the life and work of a revolutionary and novelist
Victor Serge (1890-1947) wrote under the most difficult conditions, much of the time whilst living in exile – in his adopted homeland Russia, in France, and in Mexico. He frequently had to write in secret and he smuggled his work out of the Soviet Union to be published in France and Spain. His work was banned throughout the communist period in Russia, and it has only recently become available there. It also has to be said that his work goes in and out of print rather a lot in English-language publications. A gifted linguist, he chose to write in French. Besides being the preferred language of Russian intellectuals of his generation, French assured him an international audience.
He wrote in a great variety of literary forms – poetry, journalism, novels, and political history, as well as some very good literary criticism and an excellent autobiography. All his work is very political, but it is shot through with what might be called a militant humanism. That is, he never let political dogma over-rule his compassion for his fellow men.
If you have not read his work before, a good place to start is his autobiography, Memoirs of a Revolutionary 1901-1941 written when he was in exile in Mexico. It outlines his astonishing life in the first four decades of the twentieth century. He was active first as an anarchist, then as a socialist militant, as a typographer, a journalist, and then as a professional revolutionary. He spent time in poverty, in jail, and in armed struggle. And he seemed to know everybody who was important – people such as Leon Trotsky, Lenin, and Georgy Lukacs.
The pages of this memoir are packed with events and people, and he writes in a vivid, sparkling style which holds you gripped. His life is almost unbelievably dramatic, and he is not in the slightest self-pitying as he endures poverty, political persecution, jail, and exile. And all the time, not matter what the circumstances, he is being creative as a novelist, a historian, or a journalist.
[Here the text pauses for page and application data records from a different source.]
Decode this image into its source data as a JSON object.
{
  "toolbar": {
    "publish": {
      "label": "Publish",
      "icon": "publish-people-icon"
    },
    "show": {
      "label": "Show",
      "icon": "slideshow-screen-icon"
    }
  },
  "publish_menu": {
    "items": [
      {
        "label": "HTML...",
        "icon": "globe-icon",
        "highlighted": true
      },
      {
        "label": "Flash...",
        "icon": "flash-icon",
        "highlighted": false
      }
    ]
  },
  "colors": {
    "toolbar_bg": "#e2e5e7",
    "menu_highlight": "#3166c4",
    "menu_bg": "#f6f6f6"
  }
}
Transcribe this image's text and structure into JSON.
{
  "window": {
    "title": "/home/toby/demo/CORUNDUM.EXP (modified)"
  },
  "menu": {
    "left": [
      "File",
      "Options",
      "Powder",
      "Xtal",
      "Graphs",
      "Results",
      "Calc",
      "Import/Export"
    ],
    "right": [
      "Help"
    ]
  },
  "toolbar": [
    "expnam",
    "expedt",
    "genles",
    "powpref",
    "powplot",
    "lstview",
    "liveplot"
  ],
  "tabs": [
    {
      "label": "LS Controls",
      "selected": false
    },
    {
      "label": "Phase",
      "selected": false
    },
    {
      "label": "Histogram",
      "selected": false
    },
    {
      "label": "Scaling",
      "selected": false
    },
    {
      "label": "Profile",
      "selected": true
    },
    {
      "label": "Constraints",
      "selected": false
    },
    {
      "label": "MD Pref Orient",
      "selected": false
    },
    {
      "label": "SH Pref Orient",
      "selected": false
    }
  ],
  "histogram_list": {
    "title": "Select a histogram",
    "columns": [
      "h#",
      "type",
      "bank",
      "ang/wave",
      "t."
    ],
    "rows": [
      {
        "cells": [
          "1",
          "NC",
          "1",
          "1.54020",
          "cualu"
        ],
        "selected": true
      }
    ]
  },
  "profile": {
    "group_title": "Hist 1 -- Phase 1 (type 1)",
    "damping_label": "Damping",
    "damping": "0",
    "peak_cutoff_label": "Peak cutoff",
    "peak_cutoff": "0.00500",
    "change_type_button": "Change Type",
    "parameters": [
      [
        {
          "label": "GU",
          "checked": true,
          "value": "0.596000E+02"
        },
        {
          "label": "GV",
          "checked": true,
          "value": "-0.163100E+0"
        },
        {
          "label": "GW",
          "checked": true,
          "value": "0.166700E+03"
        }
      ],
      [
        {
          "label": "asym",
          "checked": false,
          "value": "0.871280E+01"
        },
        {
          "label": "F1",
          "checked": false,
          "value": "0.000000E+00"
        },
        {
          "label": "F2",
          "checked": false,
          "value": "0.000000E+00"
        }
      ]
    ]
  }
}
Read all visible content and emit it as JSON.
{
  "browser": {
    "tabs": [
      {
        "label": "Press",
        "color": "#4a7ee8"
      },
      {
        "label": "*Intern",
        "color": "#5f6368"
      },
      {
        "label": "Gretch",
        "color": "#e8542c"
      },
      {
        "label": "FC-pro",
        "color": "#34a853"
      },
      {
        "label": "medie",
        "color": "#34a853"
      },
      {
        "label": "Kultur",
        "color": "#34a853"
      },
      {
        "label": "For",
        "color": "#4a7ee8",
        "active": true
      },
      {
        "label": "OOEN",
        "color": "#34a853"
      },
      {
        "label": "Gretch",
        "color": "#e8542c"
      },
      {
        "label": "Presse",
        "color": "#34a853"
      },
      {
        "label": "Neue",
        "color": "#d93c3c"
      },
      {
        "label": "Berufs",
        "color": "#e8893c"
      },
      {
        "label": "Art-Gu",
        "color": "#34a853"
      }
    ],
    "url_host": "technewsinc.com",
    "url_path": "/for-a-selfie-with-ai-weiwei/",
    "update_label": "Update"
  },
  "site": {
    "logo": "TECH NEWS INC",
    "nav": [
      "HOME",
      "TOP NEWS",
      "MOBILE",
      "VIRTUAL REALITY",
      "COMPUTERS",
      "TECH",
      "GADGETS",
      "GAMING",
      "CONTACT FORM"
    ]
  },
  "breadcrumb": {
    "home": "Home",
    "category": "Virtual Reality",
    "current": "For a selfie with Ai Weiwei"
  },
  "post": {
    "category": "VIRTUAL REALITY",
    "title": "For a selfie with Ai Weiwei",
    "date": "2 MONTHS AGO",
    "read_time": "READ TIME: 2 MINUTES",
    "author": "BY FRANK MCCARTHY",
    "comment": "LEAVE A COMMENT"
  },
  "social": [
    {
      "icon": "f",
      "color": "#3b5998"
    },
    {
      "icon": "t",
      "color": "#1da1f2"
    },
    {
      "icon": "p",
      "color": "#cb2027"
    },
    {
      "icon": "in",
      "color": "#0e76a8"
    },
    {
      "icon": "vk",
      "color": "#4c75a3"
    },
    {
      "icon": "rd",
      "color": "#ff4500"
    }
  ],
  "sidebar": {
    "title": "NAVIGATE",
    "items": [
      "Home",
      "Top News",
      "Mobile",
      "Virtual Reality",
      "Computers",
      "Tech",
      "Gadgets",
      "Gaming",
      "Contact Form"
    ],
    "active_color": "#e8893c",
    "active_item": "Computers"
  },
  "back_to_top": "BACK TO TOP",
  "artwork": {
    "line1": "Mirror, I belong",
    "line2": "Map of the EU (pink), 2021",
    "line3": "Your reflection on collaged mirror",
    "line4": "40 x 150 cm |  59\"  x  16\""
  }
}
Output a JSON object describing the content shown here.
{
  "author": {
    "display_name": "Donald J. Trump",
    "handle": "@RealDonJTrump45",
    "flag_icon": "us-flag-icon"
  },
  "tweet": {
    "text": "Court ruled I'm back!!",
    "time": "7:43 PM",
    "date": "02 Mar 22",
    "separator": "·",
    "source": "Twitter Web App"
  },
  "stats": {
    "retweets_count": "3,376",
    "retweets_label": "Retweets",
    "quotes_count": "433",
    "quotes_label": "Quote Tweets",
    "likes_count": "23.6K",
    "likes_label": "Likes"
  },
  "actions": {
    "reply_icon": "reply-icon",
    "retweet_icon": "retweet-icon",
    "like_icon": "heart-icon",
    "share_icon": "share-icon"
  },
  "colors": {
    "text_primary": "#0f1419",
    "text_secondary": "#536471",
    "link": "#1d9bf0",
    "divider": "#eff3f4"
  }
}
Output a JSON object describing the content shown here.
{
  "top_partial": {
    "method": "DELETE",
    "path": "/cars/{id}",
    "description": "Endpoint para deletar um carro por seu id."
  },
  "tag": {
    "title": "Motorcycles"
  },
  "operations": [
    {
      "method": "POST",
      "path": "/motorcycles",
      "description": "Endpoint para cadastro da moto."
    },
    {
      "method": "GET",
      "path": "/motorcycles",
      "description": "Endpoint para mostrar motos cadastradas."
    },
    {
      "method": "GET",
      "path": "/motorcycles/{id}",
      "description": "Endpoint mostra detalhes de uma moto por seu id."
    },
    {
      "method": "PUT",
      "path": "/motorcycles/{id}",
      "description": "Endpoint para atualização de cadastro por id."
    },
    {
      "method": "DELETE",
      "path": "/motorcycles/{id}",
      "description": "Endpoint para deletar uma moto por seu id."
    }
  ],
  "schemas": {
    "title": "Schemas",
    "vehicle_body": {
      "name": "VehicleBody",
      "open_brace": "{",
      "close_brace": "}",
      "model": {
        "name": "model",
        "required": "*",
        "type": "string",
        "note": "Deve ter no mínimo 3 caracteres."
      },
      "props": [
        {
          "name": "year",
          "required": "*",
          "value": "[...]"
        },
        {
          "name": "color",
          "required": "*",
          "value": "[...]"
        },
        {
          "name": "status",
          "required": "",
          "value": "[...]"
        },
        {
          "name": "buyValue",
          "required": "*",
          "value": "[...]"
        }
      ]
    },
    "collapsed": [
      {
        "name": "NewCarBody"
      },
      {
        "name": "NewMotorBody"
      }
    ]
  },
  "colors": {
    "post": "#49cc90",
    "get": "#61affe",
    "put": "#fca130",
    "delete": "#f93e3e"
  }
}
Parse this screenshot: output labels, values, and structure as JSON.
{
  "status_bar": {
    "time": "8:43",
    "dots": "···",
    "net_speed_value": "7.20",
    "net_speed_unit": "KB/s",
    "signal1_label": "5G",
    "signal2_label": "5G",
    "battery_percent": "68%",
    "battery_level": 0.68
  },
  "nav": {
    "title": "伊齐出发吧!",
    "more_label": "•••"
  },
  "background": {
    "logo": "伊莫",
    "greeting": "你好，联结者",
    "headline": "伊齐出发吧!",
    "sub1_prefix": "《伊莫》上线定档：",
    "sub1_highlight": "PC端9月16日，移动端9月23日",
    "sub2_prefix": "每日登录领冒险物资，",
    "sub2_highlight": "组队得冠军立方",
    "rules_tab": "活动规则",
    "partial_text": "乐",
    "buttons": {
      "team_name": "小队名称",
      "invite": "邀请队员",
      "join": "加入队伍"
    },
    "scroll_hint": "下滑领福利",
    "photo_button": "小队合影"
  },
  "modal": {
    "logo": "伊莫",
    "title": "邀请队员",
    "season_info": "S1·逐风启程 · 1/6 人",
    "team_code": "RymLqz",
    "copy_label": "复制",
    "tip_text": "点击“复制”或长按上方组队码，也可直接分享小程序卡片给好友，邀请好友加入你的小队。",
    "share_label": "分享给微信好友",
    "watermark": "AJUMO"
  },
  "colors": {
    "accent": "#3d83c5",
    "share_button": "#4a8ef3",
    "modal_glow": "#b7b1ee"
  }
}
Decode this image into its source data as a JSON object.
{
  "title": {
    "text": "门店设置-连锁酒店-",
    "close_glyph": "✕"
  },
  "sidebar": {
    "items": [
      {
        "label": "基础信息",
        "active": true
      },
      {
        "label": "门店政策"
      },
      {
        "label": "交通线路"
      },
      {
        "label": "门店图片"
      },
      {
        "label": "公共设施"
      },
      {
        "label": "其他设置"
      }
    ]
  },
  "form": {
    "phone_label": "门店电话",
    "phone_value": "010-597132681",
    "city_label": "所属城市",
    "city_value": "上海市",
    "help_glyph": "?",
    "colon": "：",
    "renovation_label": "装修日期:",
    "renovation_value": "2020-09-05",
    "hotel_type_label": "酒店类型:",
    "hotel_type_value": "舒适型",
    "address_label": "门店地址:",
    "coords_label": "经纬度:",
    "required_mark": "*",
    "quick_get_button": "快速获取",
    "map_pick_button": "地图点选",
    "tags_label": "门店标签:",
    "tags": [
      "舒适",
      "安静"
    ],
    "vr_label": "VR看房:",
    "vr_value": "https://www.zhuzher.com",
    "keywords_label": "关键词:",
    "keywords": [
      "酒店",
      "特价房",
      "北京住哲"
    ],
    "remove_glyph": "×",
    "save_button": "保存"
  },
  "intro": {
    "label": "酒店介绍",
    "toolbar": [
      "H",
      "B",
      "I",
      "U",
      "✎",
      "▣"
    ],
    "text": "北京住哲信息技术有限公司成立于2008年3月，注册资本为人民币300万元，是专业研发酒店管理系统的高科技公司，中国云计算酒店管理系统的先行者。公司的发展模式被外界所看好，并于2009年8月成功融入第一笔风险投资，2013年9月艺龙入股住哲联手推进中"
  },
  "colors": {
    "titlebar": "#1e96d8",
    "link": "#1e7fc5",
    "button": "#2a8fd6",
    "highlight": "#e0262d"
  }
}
It is truly amazing that he survived a period which he himself called ‘Midnight of the Century’, and it’s a tribute to his creativity that this is what saved him, because his fame as a writer had spread so wide. He was sent into ‘internal exile’ by Stalin because of his oppositionist views, but a campaign for his release was launched in western Europe, and was eventually successful.
The novels of Victor Serge fall into two sets of trilogies. The first deals with his early prison experiences, the failed Barcelona uprising, and the successful Bolshevik revolution. Men in Prison (1930) is based on his own life as a prisoner of the French during the first world war. Politically, it deals with his early anarcho-syndicalist beliefs, but in literary terms it belongs to the very Russian tradition of prison literature. More than anything, it is a heartfelt plea of human sympathy for the underdog, and a call to arms in favour of rebellion and resistance to all forms of repression and tyranny.
Birth of Our Power (1931) is losely basd on Serge’s own experiences following his release from prison. It is centred on the events of the Barcelona uprising in 1918 and then after its failure moves on to the immediate aftermath of the successful Russian revolution in St Petersburg. Politically, these events trace the development of his allegiance from that of an anarcho-syndicalist to that of a Bolshevik, but a communist in the old sense – one with liberal-humanist values and a respect for democratic values.
Differences of opinion with the Stalinists who took over in the USSR led to him being sent into ‘internal exile’, where all of his writings and personal papers were confiscated by the secret police. There have been several attempts made to have these released, especially after the fall of communism in 1989, but they have still not been located.
Following a successful campaign in the west for his release, he returned to France in 1936 and resumed work on two books on Soviet communism, From Lenin to Stalin (1937) and Destiny of a Revolution (1937). He also published a volume of poetry, Resistance (1938) about his experiences in Russia. there was also a voluminous exchange of correspondence with Leon Trotsky, though the two oppositionists eventually agreed to disagree.
When the Germans invaded France in 1940, he left Paris and travelled to Marseilles, and in 1941 left on the same ship as Andre Breton and Claude Levi-Strauss. His destination was Mexico – the only place which would grant him a resident’s visa. As soon as he settled there he became the object of violent articles and threats to his life from Stalin’s agents – who had recently assassinated Leon Trotsky.
His last years were full of poverty, malnutrition, illness, police surveillance, slander and isolation. Yet he continued to publish novels such as The Long Dusk, Unforgiving Years, and his masterpiece, The Case of Comrade Tulayev. His autobiography, Memoirs of a Revolutionary, was first published in the United States in 1945. Serge’s health had been badly damaged by his periods of imprisonment in France and Russia. However, he continued to write until he died of a heart-attack in Mexico City on 17th November, 1947.
© Roy Johnson 2010